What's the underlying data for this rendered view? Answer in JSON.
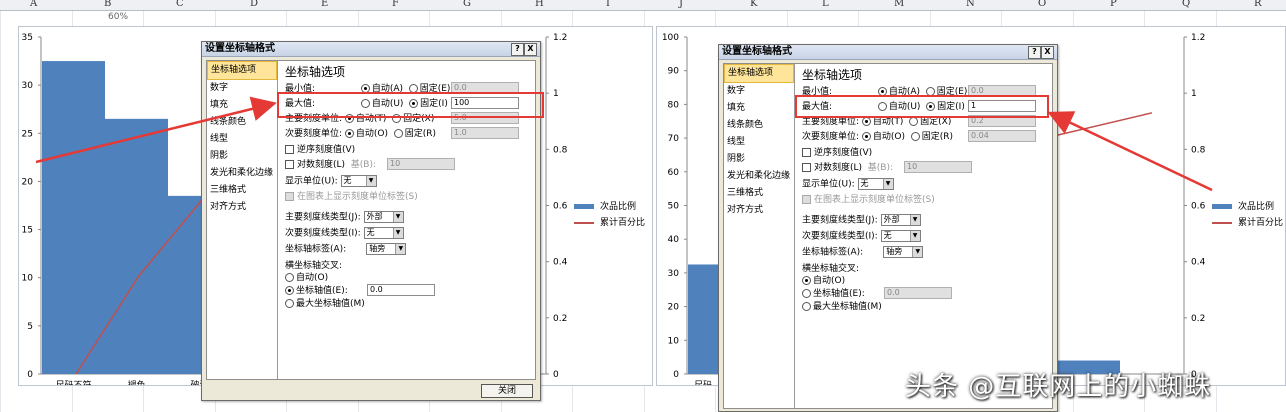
{
  "columns": [
    "A",
    "B",
    "C",
    "D",
    "E",
    "F",
    "G",
    "H",
    "I",
    "J",
    "K",
    "L",
    "M",
    "N",
    "O",
    "P",
    "Q",
    "R"
  ],
  "colors": {
    "bar": "#4f81bd",
    "line": "#c0504d",
    "arrow": "#e53935",
    "nav_selected": "#ffe59a"
  },
  "chart_data": [
    {
      "type": "bar",
      "left_axis_ticks": [
        "35",
        "30",
        "25",
        "20",
        "15",
        "10",
        "5",
        "0"
      ],
      "right_axis_ticks": [
        "1.2",
        "1",
        "0.8",
        "0.6",
        "0.4",
        "0.2",
        "0"
      ],
      "categories": [
        "尺码不符",
        "褪色",
        "破洞"
      ],
      "series": [
        {
          "name": "次品比例",
          "values": [
            32.5,
            26.5,
            18.5
          ]
        },
        {
          "name": "累计百分比",
          "values": [
            0,
            0.35,
            0.62
          ]
        }
      ],
      "ylim": [
        0,
        35
      ],
      "y2lim": [
        0,
        1.2
      ],
      "legend": "right"
    },
    {
      "type": "bar",
      "left_axis_ticks": [
        "100",
        "90",
        "80",
        "70",
        "60",
        "50",
        "40",
        "30",
        "20",
        "10",
        "0"
      ],
      "right_axis_ticks": [
        "1.2",
        "1",
        "0.8",
        "0.6",
        "0.4",
        "0.2",
        "0"
      ],
      "categories": [
        "尺码"
      ],
      "series": [
        {
          "name": "次品比例",
          "values": [
            32.5,
            4
          ]
        },
        {
          "name": "累计百分比",
          "values": [
            0.85,
            0.93
          ]
        }
      ],
      "ylim": [
        0,
        100
      ],
      "y2lim": [
        0,
        1.2
      ],
      "legend": "right"
    }
  ],
  "top_cut_label": "60%",
  "legend": {
    "series1": "次品比例",
    "series2": "累计百分比"
  },
  "dialog": {
    "title": "设置坐标轴格式",
    "help_btn": "?",
    "close_btn": "X",
    "nav": [
      "坐标轴选项",
      "数字",
      "填充",
      "线条颜色",
      "线型",
      "阴影",
      "发光和柔化边缘",
      "三维格式",
      "对齐方式"
    ],
    "section_title": "坐标轴选项",
    "min_label": "最小值:",
    "max_label": "最大值:",
    "major_label": "主要刻度单位:",
    "minor_label": "次要刻度单位:",
    "auto_a": "自动(A)",
    "fixed_e": "固定(E)",
    "auto_u": "自动(U)",
    "fixed_i": "固定(I)",
    "auto_t": "自动(T)",
    "fixed_x": "固定(X)",
    "auto_o": "自动(O)",
    "fixed_r": "固定(R)",
    "reverse": "逆序刻度值(V)",
    "log": "对数刻度(L)",
    "base": "基(B):",
    "base_val": "10",
    "display_unit": "显示单位(U):",
    "display_unit_val": "无",
    "show_unit_label": "在图表上显示刻度单位标签(S)",
    "major_type": "主要刻度线类型(J):",
    "major_type_val": "外部",
    "minor_type": "次要刻度线类型(I):",
    "minor_type_val": "无",
    "label_pos": "坐标轴标签(A):",
    "label_pos_val": "轴旁",
    "cross_title": "横坐标轴交叉:",
    "cross_auto": "自动(O)",
    "cross_value": "坐标轴值(E):",
    "cross_max": "最大坐标轴值(M)",
    "close_button": "关闭"
  },
  "dialog1_values": {
    "min": "0.0",
    "max": "100",
    "major": "5.0",
    "minor": "1.0",
    "cross_val": "0.0"
  },
  "dialog2_values": {
    "min": "0.0",
    "max": "1",
    "major": "0.2",
    "minor": "0.04",
    "cross_val": "0.0"
  },
  "watermark": "头条 @互联网上的小蜘蛛"
}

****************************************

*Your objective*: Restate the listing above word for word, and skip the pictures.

*Exercise result*:
What's the underlying data for this rendered view? Answer in JSON.
{
  "columns": [
    "A",
    "B",
    "C",
    "D",
    "E",
    "F",
    "G",
    "H",
    "I",
    "J",
    "K",
    "L",
    "M",
    "N",
    "O",
    "P",
    "Q",
    "R"
  ],
  "colors": {
    "bar": "#4f81bd",
    "line": "#c0504d",
    "arrow": "#e53935",
    "nav_selected": "#ffe59a"
  },
  "chart_data": [
    {
      "type": "bar",
      "left_axis_ticks": [
        "35",
        "30",
        "25",
        "20",
        "15",
        "10",
        "5",
        "0"
      ],
      "right_axis_ticks": [
        "1.2",
        "1",
        "0.8",
        "0.6",
        "0.4",
        "0.2",
        "0"
      ],
      "categories": [
        "尺码不符",
        "褪色",
        "破洞"
      ],
      "series": [
        {
          "name": "次品比例",
          "values": [
            32.5,
            26.5,
            18.5
          ]
        },
        {
          "name": "累计百分比",
          "values": [
            0,
            0.35,
            0.62
          ]
        }
      ],
      "ylim": [
        0,
        35
      ],
      "y2lim": [
        0,
        1.2
      ],
      "legend": "right"
    },
    {
      "type": "bar",
      "left_axis_ticks": [
        "100",
        "90",
        "80",
        "70",
        "60",
        "50",
        "40",
        "30",
        "20",
        "10",
        "0"
      ],
      "right_axis_ticks": [
        "1.2",
        "1",
        "0.8",
        "0.6",
        "0.4",
        "0.2",
        "0"
      ],
      "categories": [
        "尺码"
      ],
      "series": [
        {
          "name": "次品比例",
          "values": [
            32.5,
            4
          ]
        },
        {
          "name": "累计百分比",
          "values": [
            0.85,
            0.93
          ]
        }
      ],
      "ylim": [
        0,
        100
      ],
      "y2lim": [
        0,
        1.2
      ],
      "legend": "right"
    }
  ],
  "top_cut_label": "60%",
  "legend": {
    "series1": "次品比例",
    "series2": "累计百分比"
  },
  "dialog": {
    "title": "设置坐标轴格式",
    "help_btn": "?",
    "close_btn": "X",
    "nav": [
      "坐标轴选项",
      "数字",
      "填充",
      "线条颜色",
      "线型",
      "阴影",
      "发光和柔化边缘",
      "三维格式",
      "对齐方式"
    ],
    "section_title": "坐标轴选项",
    "min_label": "最小值:",
    "max_label": "最大值:",
    "major_label": "主要刻度单位:",
    "minor_label": "次要刻度单位:",
    "auto_a": "自动(A)",
    "fixed_e": "固定(E)",
    "auto_u": "自动(U)",
    "fixed_i": "固定(I)",
    "auto_t": "自动(T)",
    "fixed_x": "固定(X)",
    "auto_o": "自动(O)",
    "fixed_r": "固定(R)",
    "reverse": "逆序刻度值(V)",
    "log": "对数刻度(L)",
    "base": "基(B):",
    "base_val": "10",
    "display_unit": "显示单位(U):",
    "display_unit_val": "无",
    "show_unit_label": "在图表上显示刻度单位标签(S)",
    "major_type": "主要刻度线类型(J):",
    "major_type_val": "外部",
    "minor_type": "次要刻度线类型(I):",
    "minor_type_val": "无",
    "label_pos": "坐标轴标签(A):",
    "label_pos_val": "轴旁",
    "cross_title": "横坐标轴交叉:",
    "cross_auto": "自动(O)",
    "cross_value": "坐标轴值(E):",
    "cross_max": "最大坐标轴值(M)",
    "close_button": "关闭"
  },
  "dialog1_values": {
    "min": "0.0",
    "max": "100",
    "major": "5.0",
    "minor": "1.0",
    "cross_val": "0.0"
  },
  "dialog2_values": {
    "min": "0.0",
    "max": "1",
    "major": "0.2",
    "minor": "0.04",
    "cross_val": "0.0"
  },
  "watermark": "头条 @互联网上的小蜘蛛"
}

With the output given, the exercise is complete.